◆ TASK PROMPT
In the lines below, count those containing the word "clears" and give the number alone.

◆ SOURCE INFORMATION

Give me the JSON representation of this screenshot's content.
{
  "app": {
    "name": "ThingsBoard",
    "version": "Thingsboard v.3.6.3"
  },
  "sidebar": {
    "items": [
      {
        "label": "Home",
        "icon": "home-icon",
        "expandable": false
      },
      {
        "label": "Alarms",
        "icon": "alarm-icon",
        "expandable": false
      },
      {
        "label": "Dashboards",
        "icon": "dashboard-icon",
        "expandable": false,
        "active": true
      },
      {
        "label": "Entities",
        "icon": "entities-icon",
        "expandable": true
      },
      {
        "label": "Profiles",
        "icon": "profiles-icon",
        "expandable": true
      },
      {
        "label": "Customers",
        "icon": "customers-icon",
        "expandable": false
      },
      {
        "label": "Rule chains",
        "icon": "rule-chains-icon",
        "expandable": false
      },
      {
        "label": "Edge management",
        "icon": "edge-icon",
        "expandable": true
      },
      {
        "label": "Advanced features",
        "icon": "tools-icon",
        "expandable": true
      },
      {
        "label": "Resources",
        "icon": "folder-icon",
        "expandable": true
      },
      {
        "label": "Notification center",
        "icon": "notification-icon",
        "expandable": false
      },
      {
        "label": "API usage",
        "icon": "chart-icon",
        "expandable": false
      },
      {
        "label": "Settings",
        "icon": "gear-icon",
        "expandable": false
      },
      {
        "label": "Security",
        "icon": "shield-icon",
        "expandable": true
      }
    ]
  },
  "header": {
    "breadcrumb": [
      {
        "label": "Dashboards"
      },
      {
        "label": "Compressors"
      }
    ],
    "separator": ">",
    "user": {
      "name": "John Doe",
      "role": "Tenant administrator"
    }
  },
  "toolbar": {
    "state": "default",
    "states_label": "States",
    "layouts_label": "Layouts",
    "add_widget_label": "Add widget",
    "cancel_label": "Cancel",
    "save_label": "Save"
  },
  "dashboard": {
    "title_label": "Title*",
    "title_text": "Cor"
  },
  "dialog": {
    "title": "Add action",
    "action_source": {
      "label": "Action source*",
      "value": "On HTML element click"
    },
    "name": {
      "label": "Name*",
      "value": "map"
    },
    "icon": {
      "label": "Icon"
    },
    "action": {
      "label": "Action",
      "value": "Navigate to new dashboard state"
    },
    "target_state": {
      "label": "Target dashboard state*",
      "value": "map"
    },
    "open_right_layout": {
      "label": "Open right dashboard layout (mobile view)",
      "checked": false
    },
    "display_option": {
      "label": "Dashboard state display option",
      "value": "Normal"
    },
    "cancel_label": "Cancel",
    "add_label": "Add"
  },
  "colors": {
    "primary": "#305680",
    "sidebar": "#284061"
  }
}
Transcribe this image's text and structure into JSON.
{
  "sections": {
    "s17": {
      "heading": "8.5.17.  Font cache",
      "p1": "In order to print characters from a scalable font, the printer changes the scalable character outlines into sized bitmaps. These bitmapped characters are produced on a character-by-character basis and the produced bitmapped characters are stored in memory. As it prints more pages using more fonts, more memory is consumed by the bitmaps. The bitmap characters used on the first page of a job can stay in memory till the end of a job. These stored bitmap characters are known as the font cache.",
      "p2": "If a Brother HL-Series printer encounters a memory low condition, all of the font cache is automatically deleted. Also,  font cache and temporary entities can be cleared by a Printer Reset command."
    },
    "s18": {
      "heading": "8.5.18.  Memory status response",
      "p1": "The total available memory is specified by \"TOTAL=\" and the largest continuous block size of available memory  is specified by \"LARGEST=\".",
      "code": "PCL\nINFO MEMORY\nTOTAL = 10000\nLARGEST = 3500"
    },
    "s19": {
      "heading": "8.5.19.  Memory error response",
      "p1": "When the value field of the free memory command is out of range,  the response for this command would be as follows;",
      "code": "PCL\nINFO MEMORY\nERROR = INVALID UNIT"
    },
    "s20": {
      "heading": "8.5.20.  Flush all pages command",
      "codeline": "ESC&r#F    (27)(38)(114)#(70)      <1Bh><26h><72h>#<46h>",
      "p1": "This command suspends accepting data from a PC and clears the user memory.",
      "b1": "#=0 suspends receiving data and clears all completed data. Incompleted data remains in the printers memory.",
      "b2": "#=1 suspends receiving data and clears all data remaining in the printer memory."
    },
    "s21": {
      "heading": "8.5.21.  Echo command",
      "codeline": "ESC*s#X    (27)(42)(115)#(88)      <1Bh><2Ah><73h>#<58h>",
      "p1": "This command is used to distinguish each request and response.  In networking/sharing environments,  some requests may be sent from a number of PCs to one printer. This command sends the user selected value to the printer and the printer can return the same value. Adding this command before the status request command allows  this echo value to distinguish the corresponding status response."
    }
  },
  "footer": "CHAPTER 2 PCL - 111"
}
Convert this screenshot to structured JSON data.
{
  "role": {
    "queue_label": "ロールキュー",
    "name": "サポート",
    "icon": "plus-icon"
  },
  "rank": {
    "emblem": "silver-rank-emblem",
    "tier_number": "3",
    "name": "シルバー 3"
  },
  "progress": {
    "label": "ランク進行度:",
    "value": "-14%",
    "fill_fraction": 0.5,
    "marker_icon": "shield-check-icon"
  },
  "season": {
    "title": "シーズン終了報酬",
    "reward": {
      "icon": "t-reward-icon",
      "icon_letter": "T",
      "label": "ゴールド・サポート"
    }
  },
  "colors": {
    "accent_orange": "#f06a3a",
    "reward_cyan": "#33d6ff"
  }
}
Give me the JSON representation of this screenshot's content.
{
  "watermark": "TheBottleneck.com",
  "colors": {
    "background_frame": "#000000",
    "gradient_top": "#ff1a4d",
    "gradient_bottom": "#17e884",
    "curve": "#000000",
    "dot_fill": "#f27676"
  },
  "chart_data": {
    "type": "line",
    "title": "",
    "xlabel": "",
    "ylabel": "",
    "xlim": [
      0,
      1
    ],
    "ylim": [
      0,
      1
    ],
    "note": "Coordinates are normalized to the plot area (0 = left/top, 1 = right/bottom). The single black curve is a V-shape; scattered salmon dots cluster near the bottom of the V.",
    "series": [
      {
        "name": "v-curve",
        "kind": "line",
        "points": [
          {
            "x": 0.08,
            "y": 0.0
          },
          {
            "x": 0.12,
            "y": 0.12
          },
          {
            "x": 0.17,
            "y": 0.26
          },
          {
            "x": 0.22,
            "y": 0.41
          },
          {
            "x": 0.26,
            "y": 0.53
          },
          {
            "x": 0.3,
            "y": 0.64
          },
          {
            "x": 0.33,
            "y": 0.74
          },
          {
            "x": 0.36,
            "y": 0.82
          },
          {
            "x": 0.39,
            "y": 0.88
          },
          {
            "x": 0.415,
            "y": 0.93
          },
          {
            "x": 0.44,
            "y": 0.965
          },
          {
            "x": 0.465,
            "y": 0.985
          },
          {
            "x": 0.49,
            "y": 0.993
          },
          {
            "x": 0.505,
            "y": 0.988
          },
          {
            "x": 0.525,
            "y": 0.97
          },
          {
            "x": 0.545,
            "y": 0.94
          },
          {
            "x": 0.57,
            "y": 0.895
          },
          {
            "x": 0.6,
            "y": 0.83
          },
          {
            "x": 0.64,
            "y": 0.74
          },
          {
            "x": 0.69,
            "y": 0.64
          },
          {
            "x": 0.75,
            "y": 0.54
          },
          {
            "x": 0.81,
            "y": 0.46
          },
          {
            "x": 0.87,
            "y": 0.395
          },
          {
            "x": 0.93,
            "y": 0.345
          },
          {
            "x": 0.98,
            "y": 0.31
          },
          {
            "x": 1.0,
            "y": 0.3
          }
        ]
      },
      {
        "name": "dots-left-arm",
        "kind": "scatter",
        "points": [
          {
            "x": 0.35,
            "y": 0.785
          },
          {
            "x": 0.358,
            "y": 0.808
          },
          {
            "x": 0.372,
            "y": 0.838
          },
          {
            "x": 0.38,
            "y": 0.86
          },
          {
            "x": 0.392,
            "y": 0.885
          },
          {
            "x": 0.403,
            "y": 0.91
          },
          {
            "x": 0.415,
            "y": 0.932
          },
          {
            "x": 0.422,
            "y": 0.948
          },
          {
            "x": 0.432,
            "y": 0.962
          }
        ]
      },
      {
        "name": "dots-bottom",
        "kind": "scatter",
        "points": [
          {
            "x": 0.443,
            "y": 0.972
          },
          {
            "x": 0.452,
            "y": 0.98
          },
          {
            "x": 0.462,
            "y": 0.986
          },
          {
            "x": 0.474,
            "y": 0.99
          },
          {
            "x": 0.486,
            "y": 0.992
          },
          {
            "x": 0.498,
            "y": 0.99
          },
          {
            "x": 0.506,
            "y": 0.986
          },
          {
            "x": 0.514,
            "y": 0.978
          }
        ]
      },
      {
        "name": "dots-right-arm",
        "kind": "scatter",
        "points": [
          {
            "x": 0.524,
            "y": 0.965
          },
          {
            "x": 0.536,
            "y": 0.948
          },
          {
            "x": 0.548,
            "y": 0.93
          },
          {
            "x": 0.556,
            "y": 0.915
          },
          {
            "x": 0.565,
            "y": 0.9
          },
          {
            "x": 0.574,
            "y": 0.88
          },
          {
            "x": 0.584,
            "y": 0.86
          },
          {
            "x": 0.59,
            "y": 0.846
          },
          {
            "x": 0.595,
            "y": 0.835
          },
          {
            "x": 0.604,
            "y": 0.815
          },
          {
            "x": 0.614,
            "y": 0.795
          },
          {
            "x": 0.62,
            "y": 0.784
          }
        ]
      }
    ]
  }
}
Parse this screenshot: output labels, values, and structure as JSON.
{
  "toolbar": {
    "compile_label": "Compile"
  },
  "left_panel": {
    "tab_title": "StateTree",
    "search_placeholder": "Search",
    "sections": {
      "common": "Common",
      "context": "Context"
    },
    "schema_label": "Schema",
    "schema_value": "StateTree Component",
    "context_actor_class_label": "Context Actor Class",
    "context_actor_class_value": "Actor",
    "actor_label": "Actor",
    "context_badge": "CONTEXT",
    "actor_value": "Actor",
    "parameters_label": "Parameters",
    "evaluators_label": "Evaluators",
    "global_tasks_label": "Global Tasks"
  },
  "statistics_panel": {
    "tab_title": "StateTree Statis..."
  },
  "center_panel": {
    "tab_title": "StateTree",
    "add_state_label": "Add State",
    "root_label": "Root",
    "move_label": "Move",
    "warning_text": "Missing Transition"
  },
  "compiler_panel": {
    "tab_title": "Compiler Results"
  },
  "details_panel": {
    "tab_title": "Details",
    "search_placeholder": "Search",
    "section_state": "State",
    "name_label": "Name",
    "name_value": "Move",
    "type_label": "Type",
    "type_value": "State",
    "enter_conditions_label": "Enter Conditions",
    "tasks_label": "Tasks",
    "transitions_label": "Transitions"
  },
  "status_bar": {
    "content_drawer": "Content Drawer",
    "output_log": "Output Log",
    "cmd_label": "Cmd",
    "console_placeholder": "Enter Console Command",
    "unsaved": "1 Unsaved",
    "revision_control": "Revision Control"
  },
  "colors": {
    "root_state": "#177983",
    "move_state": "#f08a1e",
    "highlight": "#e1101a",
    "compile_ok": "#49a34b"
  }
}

◆ SOLUTION FOR THIS TASK
3